Why did you start teaching kids how to sew? I was in despair because my daughter was graduating high school and leaving for college. I was referred to Shannon from Miss Shannon sewing. When I went to the interview and the first class and I felt healed. God had sent me these other children to fill the hole. I didn’t think I’d like them or love them but I was so open to accepting them. My dream is to do crafts for the rest of my life and now I get to do crafts and play with kids. The bonus is getting paid!
How do you pick the schools and projects? Shannon assigns me to go to a school and the class is 8 weeks long.

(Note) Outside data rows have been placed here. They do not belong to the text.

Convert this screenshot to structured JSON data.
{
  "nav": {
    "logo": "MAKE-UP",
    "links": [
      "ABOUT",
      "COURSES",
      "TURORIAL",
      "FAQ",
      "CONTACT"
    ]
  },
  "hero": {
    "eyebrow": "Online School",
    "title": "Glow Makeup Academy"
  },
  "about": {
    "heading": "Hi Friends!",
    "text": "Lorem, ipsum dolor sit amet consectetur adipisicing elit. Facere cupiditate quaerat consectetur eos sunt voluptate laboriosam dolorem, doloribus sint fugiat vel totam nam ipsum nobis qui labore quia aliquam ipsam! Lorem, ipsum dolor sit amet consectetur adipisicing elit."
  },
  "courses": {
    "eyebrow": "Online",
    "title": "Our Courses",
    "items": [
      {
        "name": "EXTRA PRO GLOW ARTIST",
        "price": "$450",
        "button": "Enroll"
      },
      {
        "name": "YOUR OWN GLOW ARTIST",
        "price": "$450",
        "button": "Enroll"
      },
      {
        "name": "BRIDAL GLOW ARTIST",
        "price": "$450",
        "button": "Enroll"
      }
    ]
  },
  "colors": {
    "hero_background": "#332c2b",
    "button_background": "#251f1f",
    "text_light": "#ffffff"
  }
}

Shannon plans the projects: coin purse, sachet, emoji face pillow, embroidery, stuffed animals (hedgehog, raccoon). Each week is a different project. I go to the sewing studio to pick up the supplies. The kids get 6-8 projects done.
What is the age group? Any child in elementary school, from K through 6, boys and girls are all in 1 class. Its an after school program, for 1 hour. I teach in both private and public schools.
Do you have any cute stories? I was teaching the kids a new stitch that looks difficult but finishes off the outside of the project. One girl, aged 7, didn’t want to do it. I told her that I believe in her and she can try it. I know she can do it. She tried it and I heard her mentioning to another friend that “Miss Darlene believes in me and now I believe in myself.” There’s no mistakes, there’s only room for creativity. I encourage them to do what they want to do.
Do the kids make things at home? After the hour, the kids don’t want to leave. The parents have to pull them out of the class. The kids go home and will make me something out of their scraps, like a coin purse and bring it to me. There was an autistic boy who was wearing everything he had made, the beret, the fanny pack and the apron. Out of the scraps, he had also made a cape.
Thank you Miss Darlene for bringing sewing back into our schools!
“Between Shades of Gray,” by Ruta Sepetys has absolutely NOTHING to do with the 50 Shades of Grey series. As a matter of fact, the book is being turned into a movie and they changed the name to “Ashes in the Snow,” so there's no confusion!
This riveting book tells the story of Lina, a 15 year old girl living in Lithuania during World War II. Her life is uneventful until there's a knock on the door and three Soviet officers (NKVD) storm into the apartment. We follow Lina and her family through their trek in Siberia, moving constantly on the whim of the Soviet officers from one camp to another.
Lina learns some powerful lessons all the while trying to stay sane and survive with her mother and brother. She uses her intellect on a number of occasions to help save her family.
Ruta Sepetys spoke at the recent SCBWI (Society of Children Book Writers and Illustrators) conference. This story is one that Ms. Sepetys heard growing up as it happened to a family member. She does a masterful job writing emotions and turmoil in a story that's very close to her heart. I congratulate her in her efforts and on the movie deal. I'll be sure to see it in the theater!